Nineteen years later, Markman is being honored with a presentation of his career’s creations, spanning the course of six decades. “The Fantastic World of Ronald Markman: A Mini-Retrospective” debuts at the Elizabeth Myers Mitchell Gallery at St. John’s College in Annapolis on March 10, and runs through April 23. It will be the first time the hall will have a living artist return to exhibit art. His debut showcase in 2005, entitled “Heroes, Villains, and Mermaids,” was immensely popular and paved the way for a 30-piece show at the Maryland Hall for the Creative Arts in 2010.

“There’s no one-word description for Ronald Markman’s work. [For] some artists, you can say, ‘Okay—that’s detailed,’ or ‘that’s colorful,’” says Lucinda Edinberg, art educator at the Mitchell Gallery. “Ron doesn’t fit into any of those categories, and we’re thrilled that he doesn’t.” Markman and Edinberg have chosen 51 items to display in the gallery’s two rooms to highlight his evolutionary path as an artist.

Markman paints with acrylics and is known for repurposing most of his other materials: the aluminum plates he paints on are recycled from the Capital Gazette. Though painting has always been his primary medium, Markman also explored etching and prints in the 1960s and 1970s.

He categorizes much of the artwork on loan for the exhibit  as “three-dimensional paintings constructed out of wood,” and considers News Stand (1992, 4′ x 7′ x 2′), Tabloid (2001, ~ 6′ x 8′), Mukvu (2007, 7.3′ x 5.5″ x 2′), and Personals (2007, ~ 5′ x 3′), to be its centerpieces. None of the four has been publicly displayed in Annapolis. Mukgate (2004-5, 11′ x 10′ x 2.5′) is so immense that visitors can walk through its archway. Markman assures me it’s the biggest piece he’s ever made, and he did so with the aid of longtime friend Dr. Richard Malmgren. The two met in 1998, through mutual friends, at a dinner party. The retired cancer researcher mentioned he did woodwork. Both have since joked that it was a match made in heaven, but Markman seriously acknowledges Malmgren as an invaluable collaborator and friend. Much of what is on display that was created in Annapolis is a product of their alliance. Markman would conceive an idea and design a plan.
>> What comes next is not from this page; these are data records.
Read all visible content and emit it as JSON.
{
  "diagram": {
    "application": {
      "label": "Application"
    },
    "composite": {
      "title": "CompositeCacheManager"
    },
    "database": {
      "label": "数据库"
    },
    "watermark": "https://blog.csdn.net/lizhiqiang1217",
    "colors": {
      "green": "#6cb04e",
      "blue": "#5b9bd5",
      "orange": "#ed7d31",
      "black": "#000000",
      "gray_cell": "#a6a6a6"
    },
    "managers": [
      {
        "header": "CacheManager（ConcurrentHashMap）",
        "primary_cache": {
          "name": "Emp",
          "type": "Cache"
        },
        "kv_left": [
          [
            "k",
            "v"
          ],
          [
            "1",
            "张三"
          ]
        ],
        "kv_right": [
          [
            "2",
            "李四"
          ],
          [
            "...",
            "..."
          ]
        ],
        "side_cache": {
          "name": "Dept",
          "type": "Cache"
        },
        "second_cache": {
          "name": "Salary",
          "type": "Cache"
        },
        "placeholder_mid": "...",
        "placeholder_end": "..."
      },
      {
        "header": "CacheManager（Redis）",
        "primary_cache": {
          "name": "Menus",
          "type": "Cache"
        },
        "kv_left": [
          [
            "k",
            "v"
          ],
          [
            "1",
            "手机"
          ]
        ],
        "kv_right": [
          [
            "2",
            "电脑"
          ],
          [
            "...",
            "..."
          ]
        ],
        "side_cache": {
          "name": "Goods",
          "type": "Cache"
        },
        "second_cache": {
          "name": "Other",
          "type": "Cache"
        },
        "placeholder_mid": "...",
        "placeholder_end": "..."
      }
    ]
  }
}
He would then defer to Malmgren to determine how to build the wood and aluminum structure, and eventually paint his concept onto the assembled handiwork. “It’s safe to say many of the pieces that I created over the past 18 years would not exist without his help,” he says.

In an effort to provide a peek at the personal, Markman is also including in the St. John’s exhibit a collage of envelopes from letters he and his late wife sent to their daughter at summer camp. Each cover is embellished with drawings of his favorite characters and themes.

“I’m very pleased with what I’m doing now, as opposed to what I was doing 50 years ago. Some artists really do their best work when they’re young,” says Markman, “but it took a long time for me to get to where I wanted to be. Now, I feel very confident in what I do and enjoy it. I just want people to see!”